Pendants, powder and pathways: a rapid assessment of smuggling routes and techniques used in the illicit trade in African rhino horn

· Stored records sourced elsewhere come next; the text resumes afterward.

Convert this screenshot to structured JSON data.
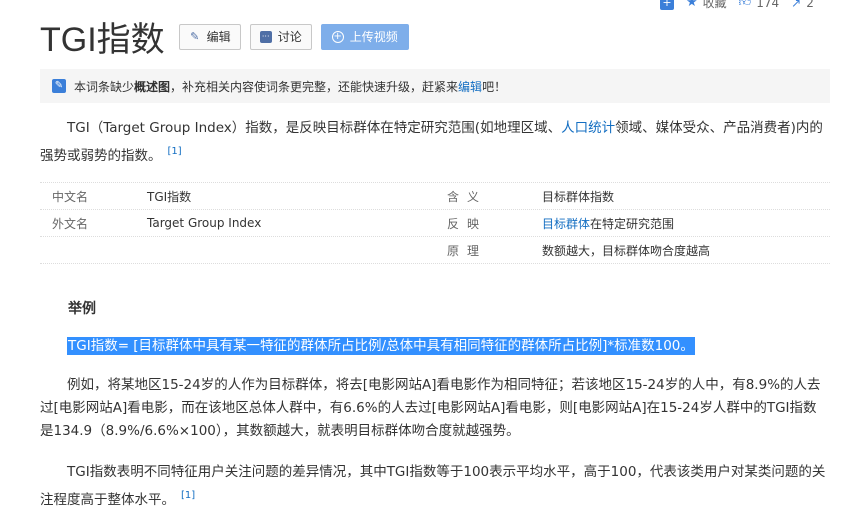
{
  "top_actions": {
    "add_icon": "plus-square-icon",
    "collect_label": "收藏",
    "like_count": "174",
    "share_count": "2"
  },
  "title": "TGI指数",
  "buttons": {
    "edit": "编辑",
    "discuss": "讨论",
    "upload_video": "上传视频"
  },
  "notice": {
    "prefix": "本词条缺少",
    "bold": "概述图",
    "middle": "，补充相关内容使词条更完整，还能快速升级，赶紧来",
    "link": "编辑",
    "suffix": "吧！"
  },
  "intro": {
    "text_before": "TGI（Target Group Index）指数，是反映目标群体在特定研究范围(如地理区域、",
    "link": "人口统计",
    "text_after": "领域、媒体受众、产品消费者)内的强势或弱势的指数。",
    "ref": "[1]"
  },
  "info_table": {
    "rows": [
      {
        "k1": "中文名",
        "v1": "TGI指数",
        "k2": "含义",
        "v2": "目标群体指数"
      },
      {
        "k1": "外文名",
        "v1": "Target Group Index",
        "k2": "反映",
        "v2_link": "目标群体",
        "v2": "在特定研究范围"
      },
      {
        "k1": "",
        "v1": "",
        "k2": "原理",
        "v2": "数额越大，目标群体吻合度越高"
      }
    ]
  },
  "section_heading": "举例",
  "formula": "TGI指数= [目标群体中具有某一特征的群体所占比例/总体中具有相同特征的群体所占比例]*标准数100。",
  "example_paragraph": "例如，将某地区15-24岁的人作为目标群体，将去[电影网站A]看电影作为相同特征；若该地区15-24岁的人中，有8.9%的人去过[电影网站A]看电影，而在该地区总体人群中，有6.6%的人去过[电影网站A]看电影，则[电影网站A]在15-24岁人群中的TGI指数是134.9（8.9%/6.6%×100），其数额越大，就表明目标群体吻合度就越强势。",
  "closing_paragraph": {
    "text": "TGI指数表明不同特征用户关注问题的差异情况，其中TGI指数等于100表示平均水平，高于100，代表该类用户对某类问题的关注程度高于整体水平。",
    "ref": "[1]"
  }
}
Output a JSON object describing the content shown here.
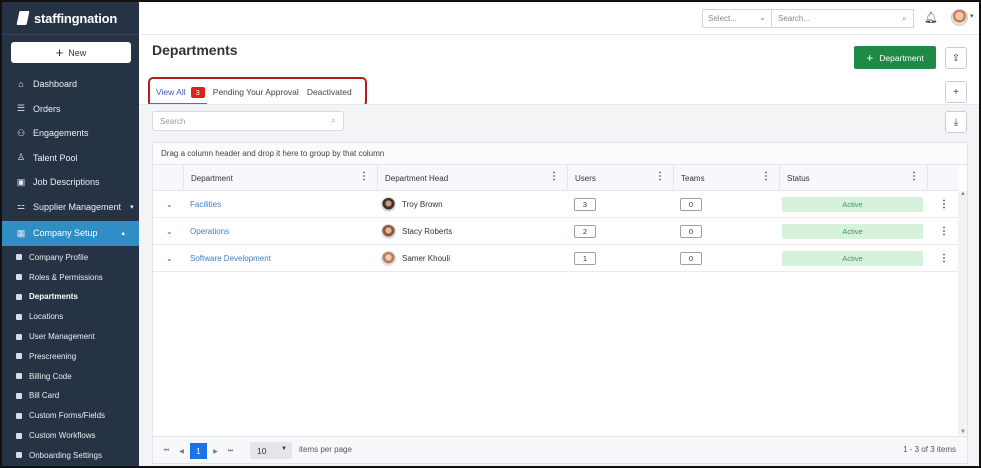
{
  "app": {
    "brand": "staffingnation"
  },
  "sidebar": {
    "new_label": "New",
    "items": [
      {
        "label": "Dashboard",
        "icon": "home-icon"
      },
      {
        "label": "Orders",
        "icon": "list-icon"
      },
      {
        "label": "Engagements",
        "icon": "people-icon"
      },
      {
        "label": "Talent Pool",
        "icon": "person-icon"
      },
      {
        "label": "Job Descriptions",
        "icon": "calendar-icon"
      },
      {
        "label": "Supplier Management",
        "icon": "org-chart-icon"
      },
      {
        "label": "Company Setup",
        "icon": "building-icon"
      }
    ],
    "sub_items": [
      "Company Profile",
      "Roles & Permissions",
      "Departments",
      "Locations",
      "User Management",
      "Prescreening",
      "Billing Code",
      "Bill Card",
      "Custom Forms/Fields",
      "Custom Workflows",
      "Onboarding Settings"
    ]
  },
  "topbar": {
    "select_placeholder": "Select...",
    "search_placeholder": "Search..."
  },
  "page": {
    "title": "Departments",
    "add_button": "Department"
  },
  "tabs": [
    {
      "label": "View All",
      "badge": "3"
    },
    {
      "label": "Pending Your Approval"
    },
    {
      "label": "Deactivated"
    }
  ],
  "grid": {
    "search_placeholder": "Search",
    "group_hint": "Drag a column header and drop it here to group by that column",
    "columns": [
      "Department",
      "Department Head",
      "Users",
      "Teams",
      "Status"
    ],
    "rows": [
      {
        "department": "Facilities",
        "head": "Troy Brown",
        "users": "3",
        "teams": "0",
        "status": "Active"
      },
      {
        "department": "Operations",
        "head": "Stacy Roberts",
        "users": "2",
        "teams": "0",
        "status": "Active"
      },
      {
        "department": "Software Development",
        "head": "Samer Khouli",
        "users": "1",
        "teams": "0",
        "status": "Active"
      }
    ],
    "pager": {
      "current_page": "1",
      "page_size": "10",
      "per_page_label": "items per page",
      "info": "1 - 3 of 3 items"
    }
  },
  "colors": {
    "sidebar": "#253344",
    "active_nav": "#2f8ec4",
    "primary_button": "#1e8a45",
    "badge": "#e02020",
    "status_bg": "#d6f1dc"
  }
}
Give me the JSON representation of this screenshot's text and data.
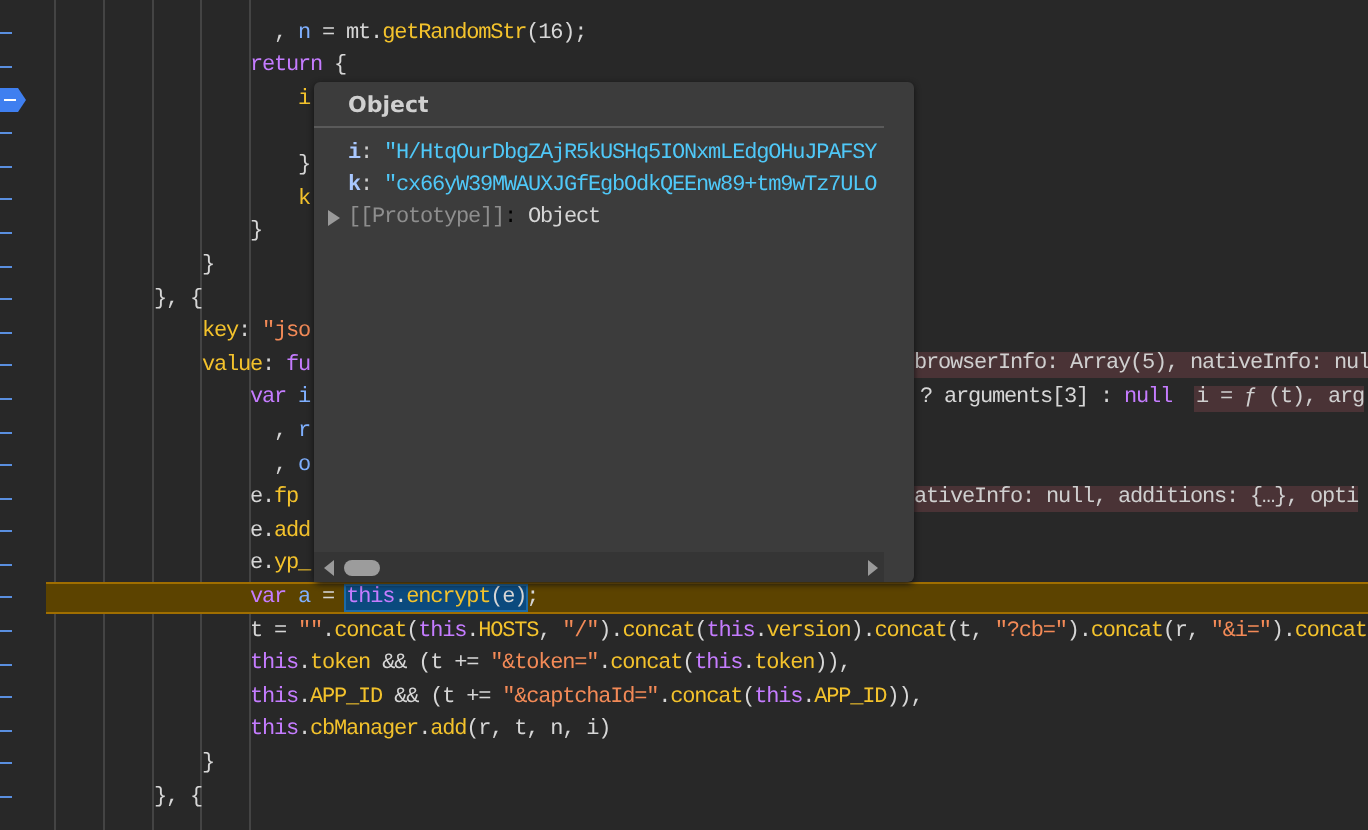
{
  "lines": [
    {
      "breakpoint": false,
      "current": false,
      "tokens": [
        {
          "kind": "pl",
          "t": "                  , "
        },
        {
          "kind": "id",
          "t": "n"
        },
        {
          "kind": "pl",
          "t": " = mt."
        },
        {
          "kind": "fn",
          "t": "getRandomStr"
        },
        {
          "kind": "pl",
          "t": "(16);"
        }
      ]
    },
    {
      "breakpoint": false,
      "current": false,
      "tokens": [
        {
          "kind": "kw",
          "t": "                return"
        },
        {
          "kind": "pl",
          "t": " {"
        }
      ]
    },
    {
      "breakpoint": true,
      "current": false,
      "tokens": [
        {
          "kind": "fn",
          "t": "                    i"
        }
      ]
    },
    {
      "breakpoint": false,
      "current": false
    },
    {
      "breakpoint": false,
      "current": false,
      "tokens": [
        {
          "kind": "pl",
          "t": "                    }"
        }
      ]
    },
    {
      "breakpoint": false,
      "current": false,
      "tokens": [
        {
          "kind": "fn",
          "t": "                    k"
        }
      ]
    },
    {
      "breakpoint": false,
      "current": false,
      "tokens": [
        {
          "kind": "pl",
          "t": "                }"
        }
      ]
    },
    {
      "breakpoint": false,
      "current": false,
      "tokens": [
        {
          "kind": "pl",
          "t": "            }"
        }
      ]
    },
    {
      "breakpoint": false,
      "current": false,
      "tokens": [
        {
          "kind": "pl",
          "t": "        }, {"
        }
      ]
    },
    {
      "breakpoint": false,
      "current": false,
      "tokens": [
        {
          "kind": "fn",
          "t": "            key"
        },
        {
          "kind": "pl",
          "t": ": "
        },
        {
          "kind": "str",
          "t": "\"jso"
        }
      ]
    },
    {
      "breakpoint": false,
      "current": false,
      "tokens": [
        {
          "kind": "fn",
          "t": "            value"
        },
        {
          "kind": "pl",
          "t": ": "
        },
        {
          "kind": "kw",
          "t": "fu"
        }
      ],
      "inline": "browserInfo: Array(5), nativeInfo: nul"
    },
    {
      "breakpoint": false,
      "current": false,
      "tokens": [
        {
          "kind": "kw",
          "t": "                var"
        },
        {
          "kind": "id",
          "t": " i"
        }
      ],
      "right": [
        {
          "kind": "pl",
          "t": "? arguments[3] : "
        },
        {
          "kind": "kw",
          "t": "null"
        }
      ],
      "inline": "i = ƒ (t), arg"
    },
    {
      "breakpoint": false,
      "current": false,
      "tokens": [
        {
          "kind": "pl",
          "t": "                  , "
        },
        {
          "kind": "id",
          "t": "r"
        }
      ]
    },
    {
      "breakpoint": false,
      "current": false,
      "tokens": [
        {
          "kind": "pl",
          "t": "                  , "
        },
        {
          "kind": "id",
          "t": "o"
        }
      ]
    },
    {
      "breakpoint": false,
      "current": false,
      "tokens": [
        {
          "kind": "pl",
          "t": "                e."
        },
        {
          "kind": "fn",
          "t": "fp"
        }
      ],
      "inline": "ativeInfo: null, additions: {…}, opti"
    },
    {
      "breakpoint": false,
      "current": false,
      "tokens": [
        {
          "kind": "pl",
          "t": "                e."
        },
        {
          "kind": "fn",
          "t": "add"
        }
      ]
    },
    {
      "breakpoint": false,
      "current": false,
      "tokens": [
        {
          "kind": "pl",
          "t": "                e."
        },
        {
          "kind": "fn",
          "t": "yp_"
        }
      ]
    },
    {
      "breakpoint": false,
      "current": true,
      "tokens": [
        {
          "kind": "kw",
          "t": "                var"
        },
        {
          "kind": "id",
          "t": " a"
        },
        {
          "kind": "pl",
          "t": " = "
        },
        {
          "kind": "selection",
          "tokens": [
            {
              "kind": "kw",
              "t": "this"
            },
            {
              "kind": "pl",
              "t": "."
            },
            {
              "kind": "fn",
              "t": "encrypt"
            },
            {
              "kind": "pl",
              "t": "(e)"
            }
          ]
        },
        {
          "kind": "pl",
          "t": ";"
        }
      ]
    },
    {
      "breakpoint": false,
      "current": false,
      "tokens": [
        {
          "kind": "pl",
          "t": "                t = "
        },
        {
          "kind": "str",
          "t": "\"\""
        },
        {
          "kind": "pl",
          "t": "."
        },
        {
          "kind": "fn",
          "t": "concat"
        },
        {
          "kind": "pl",
          "t": "("
        },
        {
          "kind": "kw",
          "t": "this"
        },
        {
          "kind": "pl",
          "t": "."
        },
        {
          "kind": "fn",
          "t": "HOSTS"
        },
        {
          "kind": "pl",
          "t": ", "
        },
        {
          "kind": "str",
          "t": "\"/\""
        },
        {
          "kind": "pl",
          "t": ")."
        },
        {
          "kind": "fn",
          "t": "concat"
        },
        {
          "kind": "pl",
          "t": "("
        },
        {
          "kind": "kw",
          "t": "this"
        },
        {
          "kind": "pl",
          "t": "."
        },
        {
          "kind": "fn",
          "t": "version"
        },
        {
          "kind": "pl",
          "t": ")."
        },
        {
          "kind": "fn",
          "t": "concat"
        },
        {
          "kind": "pl",
          "t": "(t, "
        },
        {
          "kind": "str",
          "t": "\"?cb=\""
        },
        {
          "kind": "pl",
          "t": ")."
        },
        {
          "kind": "fn",
          "t": "concat"
        },
        {
          "kind": "pl",
          "t": "(r, "
        },
        {
          "kind": "str",
          "t": "\"&i=\""
        },
        {
          "kind": "pl",
          "t": ")."
        },
        {
          "kind": "fn",
          "t": "concat"
        }
      ]
    },
    {
      "breakpoint": false,
      "current": false,
      "tokens": [
        {
          "kind": "kw",
          "t": "                this"
        },
        {
          "kind": "pl",
          "t": "."
        },
        {
          "kind": "fn",
          "t": "token"
        },
        {
          "kind": "pl",
          "t": " && (t += "
        },
        {
          "kind": "str",
          "t": "\"&token=\""
        },
        {
          "kind": "pl",
          "t": "."
        },
        {
          "kind": "fn",
          "t": "concat"
        },
        {
          "kind": "pl",
          "t": "("
        },
        {
          "kind": "kw",
          "t": "this"
        },
        {
          "kind": "pl",
          "t": "."
        },
        {
          "kind": "fn",
          "t": "token"
        },
        {
          "kind": "pl",
          "t": ")),"
        }
      ]
    },
    {
      "breakpoint": false,
      "current": false,
      "tokens": [
        {
          "kind": "kw",
          "t": "                this"
        },
        {
          "kind": "pl",
          "t": "."
        },
        {
          "kind": "fn",
          "t": "APP_ID"
        },
        {
          "kind": "pl",
          "t": " && (t += "
        },
        {
          "kind": "str",
          "t": "\"&captchaId=\""
        },
        {
          "kind": "pl",
          "t": "."
        },
        {
          "kind": "fn",
          "t": "concat"
        },
        {
          "kind": "pl",
          "t": "("
        },
        {
          "kind": "kw",
          "t": "this"
        },
        {
          "kind": "pl",
          "t": "."
        },
        {
          "kind": "fn",
          "t": "APP_ID"
        },
        {
          "kind": "pl",
          "t": ")),"
        }
      ]
    },
    {
      "breakpoint": false,
      "current": false,
      "tokens": [
        {
          "kind": "kw",
          "t": "                this"
        },
        {
          "kind": "pl",
          "t": "."
        },
        {
          "kind": "fn",
          "t": "cbManager"
        },
        {
          "kind": "pl",
          "t": "."
        },
        {
          "kind": "fn",
          "t": "add"
        },
        {
          "kind": "pl",
          "t": "(r, t, n, i)"
        }
      ]
    },
    {
      "breakpoint": false,
      "current": false,
      "tokens": [
        {
          "kind": "pl",
          "t": "            }"
        }
      ]
    },
    {
      "breakpoint": false,
      "current": false,
      "tokens": [
        {
          "kind": "pl",
          "t": "        }, {"
        }
      ]
    }
  ],
  "popup": {
    "title": "Object",
    "properties": [
      {
        "key": "i",
        "separator": ":",
        "value": "\"H/HtqOurDbgZAjR5kUSHq5IONxmLEdgOHuJPAFSY"
      },
      {
        "key": "k",
        "separator": ":",
        "value": "\"cx66yW39MWAUXJGfEgbOdkQEEnw89+tm9wTz7ULO"
      }
    ],
    "prototype": {
      "label": "[[Prototype]]",
      "separator": ":",
      "value": "Object",
      "expanded": false
    }
  }
}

A TRAFFIC report reveals disturbing new evidence that some criminal networks of Chinese origin operating in South Africa are now processing rhino horn locally into beads, bracelets, bangles and powder to evade detection and provide ready-made products to consumers in Asia, mainly in Viet Nam and China. The report, Pendants, Powder and Pathways—A rapid assessment of smuggling routes and techniques used in the illicit trade in African rhino horn, documents recent cases in which police have discovered small home-based workshops for processing rhino horn and have seized beads, bracelets and bags of rhino horn powder. More than 7,100 rhinos have been killed for their horns in Africa over the past decade. South Africa, home to 79% of Africa’s last remaining rhinos, is the centre of the storm, suffering 91% of the continent’s known poaching losses in 2016. Facilitated by resilient, highly-adaptive criminal networks and endemic corruption in many countries along the illicit supply chain, demand for rhino horn is driven by consumers in Asia, with Viet Nam and China identified as the dominant end use markets.